─── TASK MATERIAL
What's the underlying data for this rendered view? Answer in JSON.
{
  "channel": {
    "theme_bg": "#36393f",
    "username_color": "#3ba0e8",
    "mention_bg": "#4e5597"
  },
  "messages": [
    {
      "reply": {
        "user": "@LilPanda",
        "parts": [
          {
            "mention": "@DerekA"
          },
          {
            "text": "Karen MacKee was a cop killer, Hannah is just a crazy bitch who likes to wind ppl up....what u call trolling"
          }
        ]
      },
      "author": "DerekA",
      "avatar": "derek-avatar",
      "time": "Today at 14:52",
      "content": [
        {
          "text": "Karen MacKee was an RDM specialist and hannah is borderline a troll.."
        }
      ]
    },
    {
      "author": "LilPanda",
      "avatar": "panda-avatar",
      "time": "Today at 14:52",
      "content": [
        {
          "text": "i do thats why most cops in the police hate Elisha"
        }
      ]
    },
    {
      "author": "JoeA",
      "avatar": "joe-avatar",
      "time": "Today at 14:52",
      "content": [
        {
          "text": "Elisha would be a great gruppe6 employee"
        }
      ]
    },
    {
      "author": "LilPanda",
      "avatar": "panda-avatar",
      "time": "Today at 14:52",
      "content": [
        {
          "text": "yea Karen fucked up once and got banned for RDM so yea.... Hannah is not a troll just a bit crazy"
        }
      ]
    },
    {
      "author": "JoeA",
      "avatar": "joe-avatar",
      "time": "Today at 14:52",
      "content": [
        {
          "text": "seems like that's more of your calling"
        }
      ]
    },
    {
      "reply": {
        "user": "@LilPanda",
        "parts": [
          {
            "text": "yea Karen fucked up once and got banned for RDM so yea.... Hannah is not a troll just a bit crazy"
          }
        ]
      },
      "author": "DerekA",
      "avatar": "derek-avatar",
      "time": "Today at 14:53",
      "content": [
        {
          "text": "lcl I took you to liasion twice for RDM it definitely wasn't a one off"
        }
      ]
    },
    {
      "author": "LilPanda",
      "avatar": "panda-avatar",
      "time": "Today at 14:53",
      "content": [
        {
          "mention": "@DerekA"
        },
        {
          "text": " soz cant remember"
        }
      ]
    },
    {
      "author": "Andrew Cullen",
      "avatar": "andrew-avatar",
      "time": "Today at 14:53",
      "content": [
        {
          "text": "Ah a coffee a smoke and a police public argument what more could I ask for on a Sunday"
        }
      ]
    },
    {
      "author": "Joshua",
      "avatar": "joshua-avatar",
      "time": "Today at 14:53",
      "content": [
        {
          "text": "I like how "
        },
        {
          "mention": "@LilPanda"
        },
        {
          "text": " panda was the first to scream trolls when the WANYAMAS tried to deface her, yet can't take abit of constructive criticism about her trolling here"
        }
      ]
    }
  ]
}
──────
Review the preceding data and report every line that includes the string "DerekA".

            "mention": "@DerekA"
      "author": "DerekA",
      "author": "DerekA",
          "mention": "@DerekA"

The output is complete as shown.